China’s economic growth has slowed down, but its multitrillion-dollar economy still affects Guam and other islands in the Western Pacific, said a local economist.
When China’s economic growth slows, it tends, like other countries would, to rattle its military sabers, said Joseph Bradley, senior vice president, chief economist and business continuity officer at the Bank of Guam.
Bradley and two other experts were guest speakers Friday at an economic forum sponsored by the Guam Chamber of Commerce Small Business Focus and Development Committee, in partnership with the Guam Small Business Development Center. The forum was held in the Outrigger Guam Resort.
China’s saber-rattling — such as its current territorial disputes with smaller neighboring countries in the South China Sea — could lead to increased U.S. military presence and spending in Guam, Bradley said.
He’s neutral on U.S. military expansion on the island, but Bradley said if U.S. military spending does increase significantly, more economic opportunities could open up on the island.
Increased U.S. military presence in Guam could add jobs, more income for island residents and increased tax contributions from the paychecks of military and support personnel, he said.
Tourism and defense spending are key drivers of Guam’s $4 billion-a-year economy.
The number of tourists from mainland China isn’t huge; it’s just above 1 percent of Guam’s 1.4 million visitor arrivals last fiscal year, Bradley said.
However, Guam’s visitor industry has been hoping that the mainland Chinese tourism market could become a major source of the island’s tourists.

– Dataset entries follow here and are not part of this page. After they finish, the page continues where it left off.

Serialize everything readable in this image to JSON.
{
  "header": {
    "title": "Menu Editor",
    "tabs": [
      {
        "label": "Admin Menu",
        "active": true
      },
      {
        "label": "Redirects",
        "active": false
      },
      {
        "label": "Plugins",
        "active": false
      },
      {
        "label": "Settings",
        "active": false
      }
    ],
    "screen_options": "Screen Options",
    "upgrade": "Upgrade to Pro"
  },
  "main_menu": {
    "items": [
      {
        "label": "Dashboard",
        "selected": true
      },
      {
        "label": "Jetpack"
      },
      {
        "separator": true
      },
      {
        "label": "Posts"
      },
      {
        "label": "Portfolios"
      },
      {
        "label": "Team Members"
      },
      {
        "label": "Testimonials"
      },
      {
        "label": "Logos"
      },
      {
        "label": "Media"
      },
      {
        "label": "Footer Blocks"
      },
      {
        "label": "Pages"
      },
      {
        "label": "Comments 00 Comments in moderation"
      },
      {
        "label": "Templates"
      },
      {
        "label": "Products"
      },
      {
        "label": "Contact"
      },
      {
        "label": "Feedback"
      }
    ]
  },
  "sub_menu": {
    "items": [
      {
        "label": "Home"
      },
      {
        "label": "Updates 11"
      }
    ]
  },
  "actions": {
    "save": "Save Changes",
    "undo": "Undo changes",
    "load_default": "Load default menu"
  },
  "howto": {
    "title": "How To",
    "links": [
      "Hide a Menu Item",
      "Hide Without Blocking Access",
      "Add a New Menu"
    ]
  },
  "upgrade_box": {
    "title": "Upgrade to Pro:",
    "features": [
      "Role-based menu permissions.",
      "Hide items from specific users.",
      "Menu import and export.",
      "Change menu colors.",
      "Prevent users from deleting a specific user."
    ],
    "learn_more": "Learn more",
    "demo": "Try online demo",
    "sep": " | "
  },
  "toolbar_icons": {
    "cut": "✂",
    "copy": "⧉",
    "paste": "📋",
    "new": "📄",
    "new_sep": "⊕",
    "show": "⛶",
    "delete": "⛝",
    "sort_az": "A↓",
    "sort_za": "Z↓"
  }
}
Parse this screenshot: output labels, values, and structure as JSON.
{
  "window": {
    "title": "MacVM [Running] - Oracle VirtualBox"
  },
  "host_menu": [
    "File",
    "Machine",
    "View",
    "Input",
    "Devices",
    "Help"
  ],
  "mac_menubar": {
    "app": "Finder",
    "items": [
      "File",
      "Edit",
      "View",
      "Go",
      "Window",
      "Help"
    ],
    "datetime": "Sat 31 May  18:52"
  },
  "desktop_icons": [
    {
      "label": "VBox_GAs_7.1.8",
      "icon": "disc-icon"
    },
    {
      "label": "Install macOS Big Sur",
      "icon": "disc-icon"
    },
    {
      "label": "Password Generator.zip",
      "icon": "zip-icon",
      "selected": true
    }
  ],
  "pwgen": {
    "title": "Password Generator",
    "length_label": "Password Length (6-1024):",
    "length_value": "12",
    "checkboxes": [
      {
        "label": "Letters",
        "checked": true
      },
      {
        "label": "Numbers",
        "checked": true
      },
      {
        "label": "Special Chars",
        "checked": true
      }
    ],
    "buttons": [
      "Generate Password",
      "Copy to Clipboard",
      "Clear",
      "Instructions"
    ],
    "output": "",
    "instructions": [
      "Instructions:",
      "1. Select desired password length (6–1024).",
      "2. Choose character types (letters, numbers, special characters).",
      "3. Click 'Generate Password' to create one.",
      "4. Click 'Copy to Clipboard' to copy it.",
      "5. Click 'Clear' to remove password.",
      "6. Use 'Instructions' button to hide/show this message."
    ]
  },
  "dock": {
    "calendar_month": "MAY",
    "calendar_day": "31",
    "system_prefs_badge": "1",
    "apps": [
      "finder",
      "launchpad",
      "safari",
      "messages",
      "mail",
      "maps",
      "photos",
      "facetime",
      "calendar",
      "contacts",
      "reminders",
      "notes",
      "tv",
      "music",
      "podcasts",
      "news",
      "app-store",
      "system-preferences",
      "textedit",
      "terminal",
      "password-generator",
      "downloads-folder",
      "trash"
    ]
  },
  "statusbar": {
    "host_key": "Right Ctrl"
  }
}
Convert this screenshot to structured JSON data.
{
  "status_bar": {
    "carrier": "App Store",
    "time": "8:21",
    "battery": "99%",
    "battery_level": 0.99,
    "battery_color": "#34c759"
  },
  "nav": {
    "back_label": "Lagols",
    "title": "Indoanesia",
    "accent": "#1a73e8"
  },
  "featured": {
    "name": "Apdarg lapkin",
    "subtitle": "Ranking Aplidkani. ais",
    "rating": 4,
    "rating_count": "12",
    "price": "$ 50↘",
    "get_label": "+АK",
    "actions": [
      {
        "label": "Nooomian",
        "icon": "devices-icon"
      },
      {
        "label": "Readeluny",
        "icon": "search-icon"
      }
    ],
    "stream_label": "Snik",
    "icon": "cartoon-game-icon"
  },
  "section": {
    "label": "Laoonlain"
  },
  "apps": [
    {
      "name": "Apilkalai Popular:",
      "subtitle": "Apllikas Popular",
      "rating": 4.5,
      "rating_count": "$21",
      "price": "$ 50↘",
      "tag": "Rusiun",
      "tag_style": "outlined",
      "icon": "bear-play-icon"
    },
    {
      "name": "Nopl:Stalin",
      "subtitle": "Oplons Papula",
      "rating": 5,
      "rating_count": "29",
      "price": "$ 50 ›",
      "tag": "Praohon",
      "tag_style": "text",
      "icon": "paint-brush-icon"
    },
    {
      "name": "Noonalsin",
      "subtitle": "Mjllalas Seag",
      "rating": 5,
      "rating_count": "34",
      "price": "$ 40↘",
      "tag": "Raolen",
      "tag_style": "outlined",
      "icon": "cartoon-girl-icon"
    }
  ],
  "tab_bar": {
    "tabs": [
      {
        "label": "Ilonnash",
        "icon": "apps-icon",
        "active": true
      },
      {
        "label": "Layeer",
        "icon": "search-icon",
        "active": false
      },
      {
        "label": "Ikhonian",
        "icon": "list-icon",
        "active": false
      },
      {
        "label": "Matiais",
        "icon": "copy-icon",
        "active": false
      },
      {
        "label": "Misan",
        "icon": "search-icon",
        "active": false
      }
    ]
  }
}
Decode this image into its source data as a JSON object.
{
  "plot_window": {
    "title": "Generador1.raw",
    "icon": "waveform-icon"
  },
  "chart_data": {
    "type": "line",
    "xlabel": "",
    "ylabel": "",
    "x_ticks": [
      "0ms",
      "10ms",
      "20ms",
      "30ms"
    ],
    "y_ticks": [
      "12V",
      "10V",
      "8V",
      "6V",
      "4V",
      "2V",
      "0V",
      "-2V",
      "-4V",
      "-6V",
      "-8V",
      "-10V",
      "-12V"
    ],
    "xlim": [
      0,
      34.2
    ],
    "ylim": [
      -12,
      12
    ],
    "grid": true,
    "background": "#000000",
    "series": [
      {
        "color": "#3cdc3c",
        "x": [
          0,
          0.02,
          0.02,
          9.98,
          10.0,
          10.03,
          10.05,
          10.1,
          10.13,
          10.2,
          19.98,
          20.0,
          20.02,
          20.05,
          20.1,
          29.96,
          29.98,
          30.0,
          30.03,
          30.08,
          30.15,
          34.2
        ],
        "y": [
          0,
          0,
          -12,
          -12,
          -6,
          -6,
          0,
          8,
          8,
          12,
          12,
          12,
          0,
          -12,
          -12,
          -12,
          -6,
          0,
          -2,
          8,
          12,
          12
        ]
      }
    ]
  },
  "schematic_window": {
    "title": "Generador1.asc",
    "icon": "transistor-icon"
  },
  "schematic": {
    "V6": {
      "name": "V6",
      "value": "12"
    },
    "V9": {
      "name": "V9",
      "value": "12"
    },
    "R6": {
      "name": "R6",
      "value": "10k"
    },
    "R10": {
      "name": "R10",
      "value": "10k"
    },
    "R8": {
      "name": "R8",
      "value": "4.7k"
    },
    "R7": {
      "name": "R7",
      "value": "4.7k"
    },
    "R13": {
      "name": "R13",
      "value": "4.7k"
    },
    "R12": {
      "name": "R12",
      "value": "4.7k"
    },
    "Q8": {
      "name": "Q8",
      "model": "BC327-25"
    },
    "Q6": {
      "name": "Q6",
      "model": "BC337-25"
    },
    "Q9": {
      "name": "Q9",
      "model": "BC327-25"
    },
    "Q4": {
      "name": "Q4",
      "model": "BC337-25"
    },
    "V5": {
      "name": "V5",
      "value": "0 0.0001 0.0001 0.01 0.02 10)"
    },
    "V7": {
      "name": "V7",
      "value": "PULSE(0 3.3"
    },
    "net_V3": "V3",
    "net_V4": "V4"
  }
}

Guam has spent years trying to pursue a visa-waiver program for mainland Chinese visitors, but has so far been unsuccessful.
Chinese investments are already dominant in Palau and Saipan, local experts said.
In the island Republic of Palau, Bradley said, Chinese investors have brought in “buckets full of money.”
They’re buying up hotels and apartment buildings and converting them into bed-and-breakfast places, Bradley said.
Some of the small, local tourism operators in Palau, however, are beginning to feel pinched by the massive foreign investment.
Bradley said Chinese investors are also bringing in their own tour boat and tour bus operators in Palau, so local small businesses are struggling to compete.
In Saipan, Chinese investments include proposed massive hotel and casino development projects.
If all of the proposed hotel developments in Saipan materialize, Saipan would have more hotel rooms than Guam, said money management expert David John, another speaker at the “Guam Economic Outlook” seminar.